Gibbs' experience mirrors my own (albeit on a smaller scale), in trying to get an answer from the Green Party over their position on the pending Lake Onslow 'pumped-hydro' project. The proposal is to locate (by my conservative estimate) 200+ wind turbines - this would be if all the 'renewable' is wind-energy - in a pristine landscape. To make matters worse, the site is right on top of the last remaining habitat on earth of the critically endangered Teviot flathead galaxis. This project will likely result in its extinction. 

I know some Green supporters agree with my analysis of the Lake Onslow project; I've had some positive feedback (which maybe reflects a tension between some careerist politicians and some activists). Criticism so far has been from the (retiring) Greens' spokesperson for my polemical criticism of the current Labour-led government, and because I refer to the POTH favourably.

But none of this is addressing the bigger picture, which is the Lake Onslow project.
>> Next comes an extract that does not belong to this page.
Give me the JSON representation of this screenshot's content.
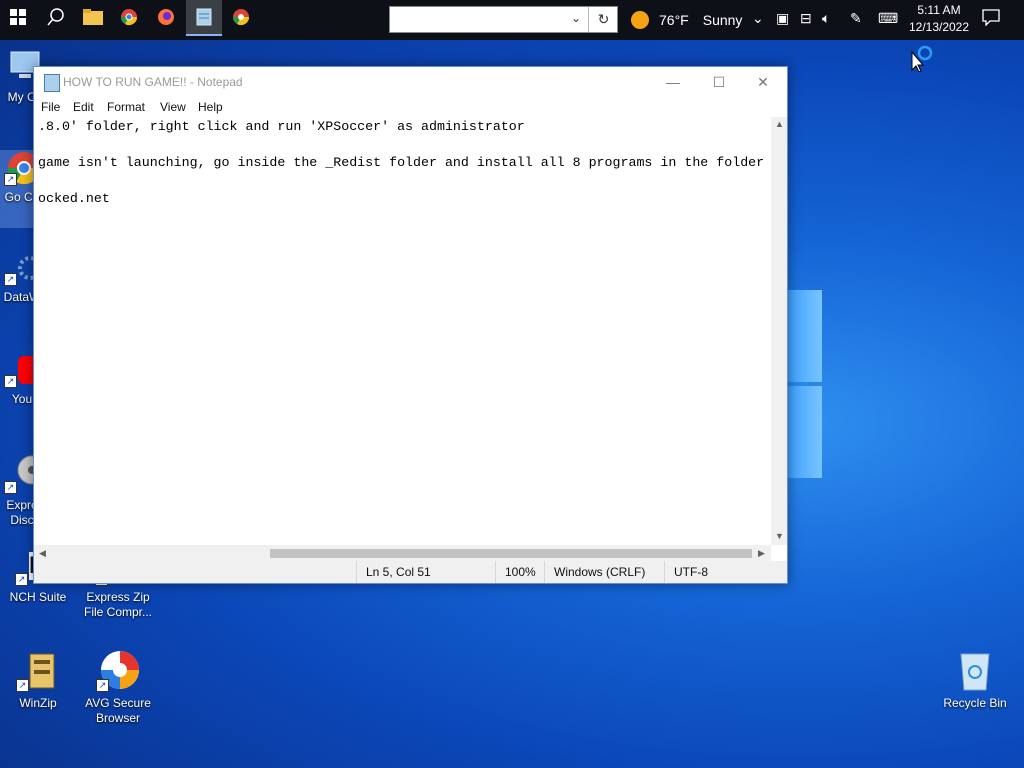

Do the Greens support it or not?

The facts addressed by the POTH will not go away no matter how much these environmental leaders try to duck for cover. The Green Party needs to decide whether it wants electricity to power electric cars (50% plastic = oil) so people can drive to get their latte, or face the facts that renewable electricity is not 'renewable' (situating them on top of fragile ecosytems is doubly not renewable). The Greens seem stuck between the realpolitik of being in parliament and what I would argue is their deeper mission, which is to work to protect the environment from human depredation. The sooner these facts are faced, the sooner the environmental movement can effect meaningful change.

None of this is to say that the Greens should not maintain a focus on social justice. But it would be deeply ironic if the Green Party lost its way over a misguided electricity-generation project, when an analysis and protest of the exponential growth of electricity consumption in New Zealand was so central to its primary foundation. I hope they haven’t gone from firebrands to mere brand-merchants. 

[Disclaimer: I have never been a member of the Green Party, though I have supported them at various times over the years.]


{1} From Earth's last islands: The development of the first two Green parties in Tasmania and New Zealand - Christine Dann, ''From Earth's last islands. The global origins of Green politics'', Ch 5, (Ph.D. thesis, Lincoln University, NZ, 1999).

{2} The extraction of fossil fuels requires increasing amounts of energy (the return on energy is decreasing). This is most starkly seen in the growth of fracking (to extract so-called 'tight-oil'), oil from Canadian oil sands, off-shore drilling, and extreme climate drilling (e.g. Alaska) as we try to squeeze out the last remaining vestiges of 'easily' obtainable oil. These projects are only happening because the last discovery of easily obtainable onshore oil was made long ago. Saudi Arabia, for example, owner of the largest oil field in history, the now depleted Ghawar field, hasn't made any onshore discoveries for many years, which is why they're exploring offshore. In their own way these are all environmental disasters happening or waiting to happen.

See also

"... The green establishment’s hyperventilating over the film suggests an unhealthy fixation/link to specific ‘renewable’ industries. But there are downsides to almost everything ... "

‘Green’ billionaires behind professional activist network that led suppression of ‘Planet of the Humans’ documentary

Mining’s unlikely heroines – Greta Thunberg and AOC

Saudi Arabia Refuses To Learn From Its Two Failed Oil Price Wars - Aug 20, 2020 (oilprice.com)

Solar Panels Are Starting to Die. Will We be Able to Recycle the E-Waste?

Labour pledges 100 per cent renewable power by 2030

DOWN WIND - Wind Farm documentary - FULL DOC in HD